Born in June, 1871, he commenced work with Fodens in 1885. What is more, he is. still with us and doing excellent work after 59 years. Never once has he beets late for work during this pe'riod, and he has had only one week's absence through illness.
On the completion of 50 years with the company, the directors presented him with a suitably inscribed gold medal.
For 25 years he has been charge-hand in our sheetmetal-working department, and, incidentally, much of his handiwork has been shipped to I many foreign
countries. A. H. L. THOMPSON, Sandbach. Publicity Manager.
(For Fodens, Ltd.) THE COST OF CARRYING OUT VALVE RECLAMATION
REFERRING to the article on valve reclamation by Mr. R. J. Middleton in the issue of " The Commercial Motor " dated October 6, I would like to say that I heartily endorse his statement as to the time necessary for the complete operation of reclaiming a valve, and the fact that six separate operations have to be gone through before the valve is completed. Furthermore, it is our experience that the Stellite company's price of Is. per peripheral inch for depositing allows only a reasonable margin of profit, considering the outlay for special machinery and equipment.
As we are doing some 75 per cent, of the valve reclamation for Sheffield's largest garages and haulage contractors, including the Sheffield Corporation and public departments, I think you will agree that we have sufficient experience to endorse Mr. Middleton's statements and to bring before the public and the M.O.W.T. the amount of work involved in the processes covering valve reclamation.

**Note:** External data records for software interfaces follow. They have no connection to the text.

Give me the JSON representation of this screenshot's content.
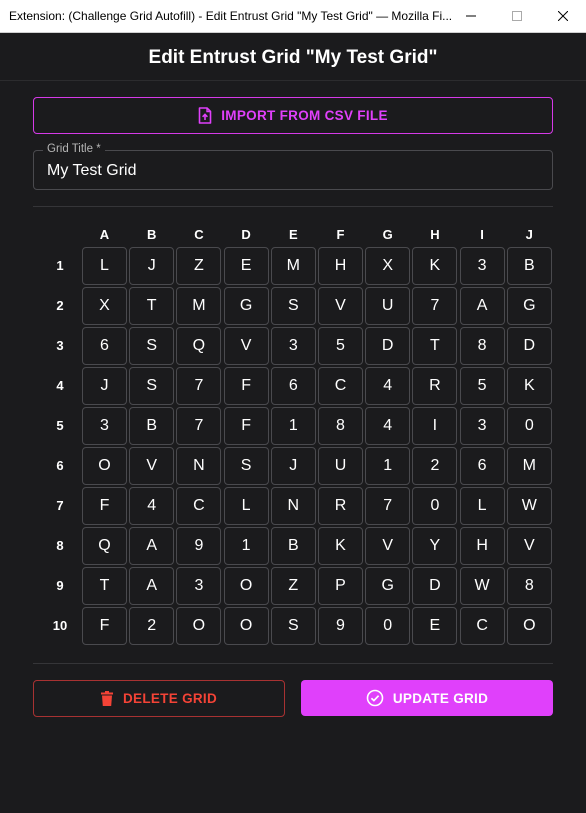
{
  "window": {
    "title": "Extension: (Challenge Grid Autofill) - Edit Entrust Grid \"My Test Grid\" — Mozilla Fi..."
  },
  "header": {
    "title": "Edit Entrust Grid \"My Test Grid\""
  },
  "import_button": {
    "label": "IMPORT FROM CSV FILE",
    "icon": "file-upload-icon"
  },
  "grid_title_field": {
    "label": "Grid Title *",
    "value": "My Test Grid"
  },
  "grid": {
    "columns": [
      "A",
      "B",
      "C",
      "D",
      "E",
      "F",
      "G",
      "H",
      "I",
      "J"
    ],
    "rows": [
      "1",
      "2",
      "3",
      "4",
      "5",
      "6",
      "7",
      "8",
      "9",
      "10"
    ],
    "cells": [
      [
        "L",
        "J",
        "Z",
        "E",
        "M",
        "H",
        "X",
        "K",
        "3",
        "B"
      ],
      [
        "X",
        "T",
        "M",
        "G",
        "S",
        "V",
        "U",
        "7",
        "A",
        "G"
      ],
      [
        "6",
        "S",
        "Q",
        "V",
        "3",
        "5",
        "D",
        "T",
        "8",
        "D"
      ],
      [
        "J",
        "S",
        "7",
        "F",
        "6",
        "C",
        "4",
        "R",
        "5",
        "K"
      ],
      [
        "3",
        "B",
        "7",
        "F",
        "1",
        "8",
        "4",
        "I",
        "3",
        "0"
      ],
      [
        "O",
        "V",
        "N",
        "S",
        "J",
        "U",
        "1",
        "2",
        "6",
        "M"
      ],
      [
        "F",
        "4",
        "C",
        "L",
        "N",
        "R",
        "7",
        "0",
        "L",
        "W"
      ],
      [
        "Q",
        "A",
        "9",
        "1",
        "B",
        "K",
        "V",
        "Y",
        "H",
        "V"
      ],
      [
        "T",
        "A",
        "3",
        "O",
        "Z",
        "P",
        "G",
        "D",
        "W",
        "8"
      ],
      [
        "F",
        "2",
        "O",
        "O",
        "S",
        "9",
        "0",
        "E",
        "C",
        "O"
      ]
    ]
  },
  "delete_button": {
    "label": "DELETE GRID",
    "icon": "trash-icon"
  },
  "update_button": {
    "label": "UPDATE GRID",
    "icon": "check-circle-icon"
  },
  "colors": {
    "accent": "#e040fb",
    "danger": "#f44336",
    "background": "#1b1b1d"
  }
}
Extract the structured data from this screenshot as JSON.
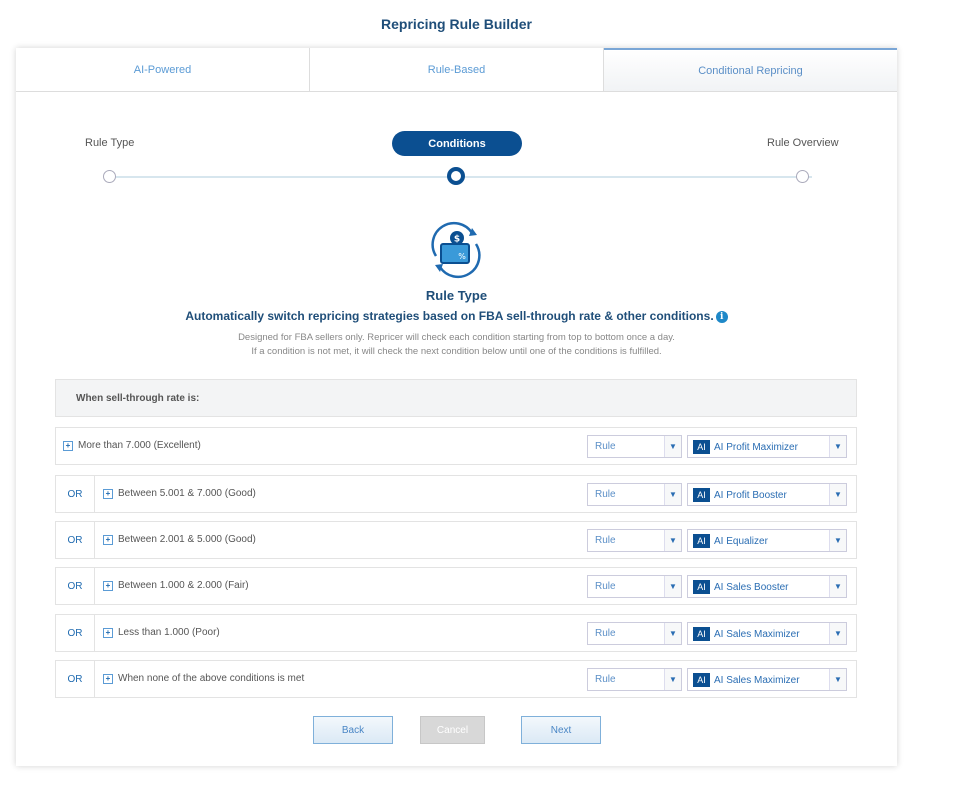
{
  "page_title": "Repricing Rule Builder",
  "tabs": [
    {
      "label": "AI-Powered",
      "active": false
    },
    {
      "label": "Rule-Based",
      "active": false
    },
    {
      "label": "Conditional Repricing",
      "active": true
    }
  ],
  "steps": [
    {
      "label": "Rule Type",
      "active": false
    },
    {
      "label": "Conditions",
      "active": true
    },
    {
      "label": "Rule Overview",
      "active": false
    }
  ],
  "rule_type": {
    "icon": "repricing-cycle-icon",
    "title": "Rule Type",
    "subtitle": "Automatically switch repricing strategies based on FBA sell-through rate & other conditions.",
    "info_icon": "info-icon",
    "info_glyph": "i",
    "description_line1": "Designed for FBA sellers only. Repricer will check each condition starting from top to bottom once a day.",
    "description_line2": "If a condition is not met, it will check the next condition below until one of the conditions is fulfilled."
  },
  "conditions_header": "When sell-through rate is:",
  "ai_badge": "AI",
  "expand_glyph": "+",
  "dropdown_glyph": "▼",
  "conditions": [
    {
      "prefix": "",
      "label": "More than 7.000 (Excellent)",
      "rule": "Rule",
      "strategy": "AI Profit Maximizer"
    },
    {
      "prefix": "OR",
      "label": "Between 5.001 & 7.000 (Good)",
      "rule": "Rule",
      "strategy": "AI Profit Booster"
    },
    {
      "prefix": "OR",
      "label": "Between 2.001 & 5.000 (Good)",
      "rule": "Rule",
      "strategy": "AI Equalizer"
    },
    {
      "prefix": "OR",
      "label": "Between 1.000 & 2.000 (Fair)",
      "rule": "Rule",
      "strategy": "AI Sales Booster"
    },
    {
      "prefix": "OR",
      "label": "Less than 1.000 (Poor)",
      "rule": "Rule",
      "strategy": "AI Sales Maximizer"
    },
    {
      "prefix": "OR",
      "label": "When none of the above conditions is met",
      "rule": "Rule",
      "strategy": "AI Sales Maximizer"
    }
  ],
  "buttons": {
    "back": "Back",
    "cancel": "Cancel",
    "next": "Next"
  },
  "colors": {
    "primary": "#0b4f91",
    "accent": "#5b9bd5",
    "heading": "#1f4e79"
  }
}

J. E. PHILLIPS, M.I.M:T., Sheffield. Managing Director, (For Phillips Motor Services (Sheffield), Ltd.)